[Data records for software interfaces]

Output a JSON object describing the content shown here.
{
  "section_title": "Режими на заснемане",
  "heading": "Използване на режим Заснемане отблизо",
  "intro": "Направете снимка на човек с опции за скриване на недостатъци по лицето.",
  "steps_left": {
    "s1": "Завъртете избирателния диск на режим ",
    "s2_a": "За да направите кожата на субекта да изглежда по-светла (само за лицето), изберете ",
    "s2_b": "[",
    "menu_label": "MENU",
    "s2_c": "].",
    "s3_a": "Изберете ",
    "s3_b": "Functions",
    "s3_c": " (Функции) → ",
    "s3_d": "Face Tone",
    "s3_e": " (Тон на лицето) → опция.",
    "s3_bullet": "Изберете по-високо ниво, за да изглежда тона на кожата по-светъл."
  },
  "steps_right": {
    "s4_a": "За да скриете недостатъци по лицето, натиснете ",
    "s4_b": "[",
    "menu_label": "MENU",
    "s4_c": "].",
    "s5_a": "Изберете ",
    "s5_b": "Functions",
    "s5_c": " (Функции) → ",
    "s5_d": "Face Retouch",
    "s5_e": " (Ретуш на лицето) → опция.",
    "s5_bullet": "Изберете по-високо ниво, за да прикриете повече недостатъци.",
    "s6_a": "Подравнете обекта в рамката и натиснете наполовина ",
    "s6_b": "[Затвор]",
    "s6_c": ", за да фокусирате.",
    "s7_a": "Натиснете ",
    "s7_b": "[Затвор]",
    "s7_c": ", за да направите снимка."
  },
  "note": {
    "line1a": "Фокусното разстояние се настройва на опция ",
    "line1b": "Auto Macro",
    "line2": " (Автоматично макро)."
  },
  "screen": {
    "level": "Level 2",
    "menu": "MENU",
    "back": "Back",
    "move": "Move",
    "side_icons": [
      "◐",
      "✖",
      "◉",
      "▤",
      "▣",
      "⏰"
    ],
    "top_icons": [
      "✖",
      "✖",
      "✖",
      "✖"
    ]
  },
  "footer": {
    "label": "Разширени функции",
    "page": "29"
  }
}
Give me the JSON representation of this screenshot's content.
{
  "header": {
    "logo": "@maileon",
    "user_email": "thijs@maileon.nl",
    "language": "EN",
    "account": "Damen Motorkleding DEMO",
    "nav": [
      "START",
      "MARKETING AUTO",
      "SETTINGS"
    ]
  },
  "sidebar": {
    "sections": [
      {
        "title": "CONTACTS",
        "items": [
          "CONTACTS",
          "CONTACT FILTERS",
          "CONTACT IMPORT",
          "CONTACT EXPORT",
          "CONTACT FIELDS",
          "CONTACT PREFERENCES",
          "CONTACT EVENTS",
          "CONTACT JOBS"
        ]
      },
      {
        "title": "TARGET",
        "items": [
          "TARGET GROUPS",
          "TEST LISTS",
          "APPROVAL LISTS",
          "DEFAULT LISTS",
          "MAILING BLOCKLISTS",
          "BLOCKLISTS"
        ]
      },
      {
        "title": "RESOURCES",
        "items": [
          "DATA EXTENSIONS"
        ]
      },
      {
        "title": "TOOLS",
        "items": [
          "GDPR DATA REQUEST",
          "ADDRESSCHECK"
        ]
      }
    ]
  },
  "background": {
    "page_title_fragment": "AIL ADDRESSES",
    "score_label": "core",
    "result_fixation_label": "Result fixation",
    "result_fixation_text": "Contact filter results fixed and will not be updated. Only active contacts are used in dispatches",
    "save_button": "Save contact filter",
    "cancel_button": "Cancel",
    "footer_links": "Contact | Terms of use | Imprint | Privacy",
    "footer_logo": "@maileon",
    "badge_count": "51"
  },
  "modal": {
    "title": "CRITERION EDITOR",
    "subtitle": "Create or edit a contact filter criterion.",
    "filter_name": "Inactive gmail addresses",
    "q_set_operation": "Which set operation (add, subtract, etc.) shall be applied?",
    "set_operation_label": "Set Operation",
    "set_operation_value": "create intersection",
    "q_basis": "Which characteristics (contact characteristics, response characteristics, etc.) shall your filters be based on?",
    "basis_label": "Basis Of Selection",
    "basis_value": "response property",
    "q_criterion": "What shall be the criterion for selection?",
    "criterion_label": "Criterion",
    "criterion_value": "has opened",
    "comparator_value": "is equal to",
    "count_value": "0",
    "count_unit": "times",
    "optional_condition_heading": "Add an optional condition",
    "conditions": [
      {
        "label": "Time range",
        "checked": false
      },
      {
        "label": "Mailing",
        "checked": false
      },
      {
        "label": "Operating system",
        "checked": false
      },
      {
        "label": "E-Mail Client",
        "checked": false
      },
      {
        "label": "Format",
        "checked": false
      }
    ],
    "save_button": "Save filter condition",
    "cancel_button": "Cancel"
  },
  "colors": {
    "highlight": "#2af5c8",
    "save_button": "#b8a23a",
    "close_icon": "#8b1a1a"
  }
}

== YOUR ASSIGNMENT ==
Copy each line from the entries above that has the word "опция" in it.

== ANSWER BOX ==
    "s3_e": " (Тон на лицето) → опция.",
    "s5_e": " (Ретуш на лицето) → опция.",
    "line1a": "Фокусното разстояние се настройва на опция ",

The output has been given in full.